When a line below holds the string "icon", show that line.
[[ PROVIDED MATERIAL, beginning ]]
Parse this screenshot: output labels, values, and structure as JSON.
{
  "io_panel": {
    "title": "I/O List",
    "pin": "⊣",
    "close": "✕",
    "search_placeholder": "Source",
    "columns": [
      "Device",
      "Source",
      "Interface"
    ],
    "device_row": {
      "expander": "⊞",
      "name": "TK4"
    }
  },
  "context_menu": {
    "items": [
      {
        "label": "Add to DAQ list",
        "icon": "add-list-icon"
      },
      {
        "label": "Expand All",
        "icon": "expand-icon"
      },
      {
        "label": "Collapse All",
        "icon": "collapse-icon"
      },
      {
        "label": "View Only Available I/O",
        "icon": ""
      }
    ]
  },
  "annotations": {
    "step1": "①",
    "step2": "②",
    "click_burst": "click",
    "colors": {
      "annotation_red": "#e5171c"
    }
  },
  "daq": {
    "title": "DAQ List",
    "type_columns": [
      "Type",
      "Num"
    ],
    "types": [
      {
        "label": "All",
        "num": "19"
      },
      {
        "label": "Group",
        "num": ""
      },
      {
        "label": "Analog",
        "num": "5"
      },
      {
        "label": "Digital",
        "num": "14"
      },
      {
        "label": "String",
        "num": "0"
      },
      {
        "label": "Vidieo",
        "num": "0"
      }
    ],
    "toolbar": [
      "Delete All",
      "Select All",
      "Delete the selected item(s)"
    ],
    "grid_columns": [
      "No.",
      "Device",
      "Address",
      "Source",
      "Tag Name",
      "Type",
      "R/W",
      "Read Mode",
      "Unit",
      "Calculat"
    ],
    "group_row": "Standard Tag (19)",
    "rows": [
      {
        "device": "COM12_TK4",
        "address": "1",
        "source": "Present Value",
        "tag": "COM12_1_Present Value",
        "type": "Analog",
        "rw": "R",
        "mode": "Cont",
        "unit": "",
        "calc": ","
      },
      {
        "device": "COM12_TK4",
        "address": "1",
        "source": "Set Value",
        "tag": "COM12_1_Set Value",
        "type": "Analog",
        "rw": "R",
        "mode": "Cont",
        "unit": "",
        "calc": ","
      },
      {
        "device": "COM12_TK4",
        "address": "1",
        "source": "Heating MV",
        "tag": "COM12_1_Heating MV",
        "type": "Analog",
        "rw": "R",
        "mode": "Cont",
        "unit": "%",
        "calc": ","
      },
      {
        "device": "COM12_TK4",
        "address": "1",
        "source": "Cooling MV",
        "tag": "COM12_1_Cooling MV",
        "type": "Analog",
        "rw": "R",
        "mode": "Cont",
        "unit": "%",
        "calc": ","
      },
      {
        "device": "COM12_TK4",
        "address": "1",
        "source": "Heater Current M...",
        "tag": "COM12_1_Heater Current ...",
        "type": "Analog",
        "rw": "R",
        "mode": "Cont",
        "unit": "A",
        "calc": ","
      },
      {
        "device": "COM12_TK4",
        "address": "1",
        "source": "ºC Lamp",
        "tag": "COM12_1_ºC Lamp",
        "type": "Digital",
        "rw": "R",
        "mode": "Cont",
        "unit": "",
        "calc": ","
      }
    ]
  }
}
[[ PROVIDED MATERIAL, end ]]
RESPONSE TO THE EXERCISE:
        "icon": "add-list-icon"
        "icon": "expand-icon"
        "icon": "collapse-icon"
        "icon": ""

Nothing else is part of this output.